Solitude is, at its core, a game of exploration. The game's puzzles are essentially pragmatic and realistic, mainly of the "collect item A to resolve obstacle B" variety (I simplify, but you understand what I mean). While the setting may be a bit fantastical, the ways in which you must use objects and manipulate the environment are completely reasonable, given the protagonist's situation. This means that Solitude is (hooray!) refreshingly logical. Every action makes sense, every solution is comprehensible. At the same time, those looking for raw intellectual challenge may not be entirely satisfied; while I would definitely not call the game easy, it isn't close to the most mentally taxing game you'll find in the genre.

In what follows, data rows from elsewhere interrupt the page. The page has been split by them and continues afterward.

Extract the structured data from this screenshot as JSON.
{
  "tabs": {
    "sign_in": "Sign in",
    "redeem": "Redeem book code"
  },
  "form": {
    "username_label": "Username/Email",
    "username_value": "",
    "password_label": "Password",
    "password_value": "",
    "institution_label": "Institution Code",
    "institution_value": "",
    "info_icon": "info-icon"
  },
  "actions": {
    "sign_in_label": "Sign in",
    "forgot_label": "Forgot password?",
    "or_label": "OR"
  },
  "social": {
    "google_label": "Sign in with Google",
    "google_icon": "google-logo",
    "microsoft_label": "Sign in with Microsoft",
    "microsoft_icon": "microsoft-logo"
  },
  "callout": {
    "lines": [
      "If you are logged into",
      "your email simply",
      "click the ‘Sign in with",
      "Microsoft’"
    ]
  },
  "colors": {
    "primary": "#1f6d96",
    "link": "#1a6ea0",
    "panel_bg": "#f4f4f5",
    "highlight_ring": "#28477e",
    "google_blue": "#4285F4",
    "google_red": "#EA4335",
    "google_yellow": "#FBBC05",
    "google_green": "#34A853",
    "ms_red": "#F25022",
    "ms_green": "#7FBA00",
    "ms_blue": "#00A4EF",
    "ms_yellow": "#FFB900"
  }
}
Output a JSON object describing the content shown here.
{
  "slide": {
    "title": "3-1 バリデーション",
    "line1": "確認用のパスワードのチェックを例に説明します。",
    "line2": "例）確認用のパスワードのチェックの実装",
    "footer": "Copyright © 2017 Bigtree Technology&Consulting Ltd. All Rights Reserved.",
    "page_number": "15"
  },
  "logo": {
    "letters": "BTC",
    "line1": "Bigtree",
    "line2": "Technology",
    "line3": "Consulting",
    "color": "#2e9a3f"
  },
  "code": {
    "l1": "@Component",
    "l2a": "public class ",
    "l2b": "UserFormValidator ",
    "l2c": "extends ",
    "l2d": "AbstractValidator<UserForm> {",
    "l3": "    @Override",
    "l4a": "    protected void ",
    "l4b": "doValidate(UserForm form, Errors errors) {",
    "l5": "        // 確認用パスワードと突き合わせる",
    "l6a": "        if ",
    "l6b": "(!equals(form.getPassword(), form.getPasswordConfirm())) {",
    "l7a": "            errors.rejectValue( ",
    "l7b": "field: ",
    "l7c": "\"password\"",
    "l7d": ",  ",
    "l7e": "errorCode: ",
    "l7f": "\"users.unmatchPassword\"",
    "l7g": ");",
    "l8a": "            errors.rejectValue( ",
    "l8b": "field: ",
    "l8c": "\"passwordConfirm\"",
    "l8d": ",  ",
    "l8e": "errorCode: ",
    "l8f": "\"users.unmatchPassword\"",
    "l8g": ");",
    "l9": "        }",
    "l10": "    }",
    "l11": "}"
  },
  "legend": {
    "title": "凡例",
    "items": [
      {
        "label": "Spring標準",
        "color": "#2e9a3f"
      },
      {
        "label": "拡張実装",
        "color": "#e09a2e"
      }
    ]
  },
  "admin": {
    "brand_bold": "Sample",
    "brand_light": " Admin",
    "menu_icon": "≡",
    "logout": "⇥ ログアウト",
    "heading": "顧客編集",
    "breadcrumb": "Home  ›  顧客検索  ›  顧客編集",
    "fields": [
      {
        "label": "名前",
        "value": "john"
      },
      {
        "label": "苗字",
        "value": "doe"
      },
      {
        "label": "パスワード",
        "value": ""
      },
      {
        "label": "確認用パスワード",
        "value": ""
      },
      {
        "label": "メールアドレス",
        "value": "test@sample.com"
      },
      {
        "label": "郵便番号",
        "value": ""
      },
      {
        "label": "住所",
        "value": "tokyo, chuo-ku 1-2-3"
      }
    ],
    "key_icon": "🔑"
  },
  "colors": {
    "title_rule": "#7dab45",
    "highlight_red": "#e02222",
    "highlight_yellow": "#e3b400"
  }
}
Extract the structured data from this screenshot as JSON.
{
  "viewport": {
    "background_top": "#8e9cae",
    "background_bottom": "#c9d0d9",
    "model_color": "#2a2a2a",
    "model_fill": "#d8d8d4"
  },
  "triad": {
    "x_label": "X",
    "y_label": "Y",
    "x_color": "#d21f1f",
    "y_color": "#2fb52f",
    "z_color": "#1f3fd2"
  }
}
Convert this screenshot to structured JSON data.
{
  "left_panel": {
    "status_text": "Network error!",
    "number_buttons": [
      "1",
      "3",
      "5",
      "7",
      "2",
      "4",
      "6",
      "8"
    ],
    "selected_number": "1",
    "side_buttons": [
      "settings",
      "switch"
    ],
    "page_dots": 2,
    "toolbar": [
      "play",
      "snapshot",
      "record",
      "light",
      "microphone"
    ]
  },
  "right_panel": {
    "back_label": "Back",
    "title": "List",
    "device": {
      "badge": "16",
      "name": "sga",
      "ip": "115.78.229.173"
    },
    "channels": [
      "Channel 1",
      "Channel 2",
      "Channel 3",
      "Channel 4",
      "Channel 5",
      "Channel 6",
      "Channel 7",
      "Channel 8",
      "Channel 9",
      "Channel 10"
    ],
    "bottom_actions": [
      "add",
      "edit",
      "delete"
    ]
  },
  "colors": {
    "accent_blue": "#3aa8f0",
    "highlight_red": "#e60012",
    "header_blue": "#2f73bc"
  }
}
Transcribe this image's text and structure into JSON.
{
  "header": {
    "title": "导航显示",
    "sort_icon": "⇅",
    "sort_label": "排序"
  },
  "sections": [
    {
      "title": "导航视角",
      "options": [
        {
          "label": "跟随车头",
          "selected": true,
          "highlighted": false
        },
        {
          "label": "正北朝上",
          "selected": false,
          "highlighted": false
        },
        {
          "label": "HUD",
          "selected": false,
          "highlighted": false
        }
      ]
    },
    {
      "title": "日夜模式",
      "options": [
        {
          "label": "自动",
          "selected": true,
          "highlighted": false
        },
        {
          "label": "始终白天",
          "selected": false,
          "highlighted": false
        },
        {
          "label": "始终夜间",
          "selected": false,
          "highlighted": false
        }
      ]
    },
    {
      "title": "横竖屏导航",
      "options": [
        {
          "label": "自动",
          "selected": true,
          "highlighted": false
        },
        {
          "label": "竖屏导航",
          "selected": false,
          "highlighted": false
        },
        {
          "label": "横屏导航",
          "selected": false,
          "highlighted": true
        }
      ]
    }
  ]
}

Solitude's neat, colorful and professional-looking graphics create a very pleasant environment, one that is a pleasure to view and interact with. The interface is clean and user-friendly, and will be familiar to anyone accustomed to playing escape games. There's no pixel-hunting, per se (that is, no painstaking searches to find barely existent hotspots), but a number of important items are either hiding in plain sight or concealed in the environment, so make sure to run your cursor over everything in each scene. It's a little bit disappointing that Solitude does not contain a save feature; in my opinion, such an absence is inexcusable, particularly in a game created by such an excellent designer. Still, as Solitude is based more upon finding and then using items rather than solving complex puzzles, half-finishing and then restarting the game shouldn't cost you too much time.
All in all, Solitude is another superlative, highly entertaining effort from a consistently excellent designer. So, slip away from your busy week to bask for a little while in tropical isolation—while you may be trying to escape, you may be sorry to leave! Enjoy.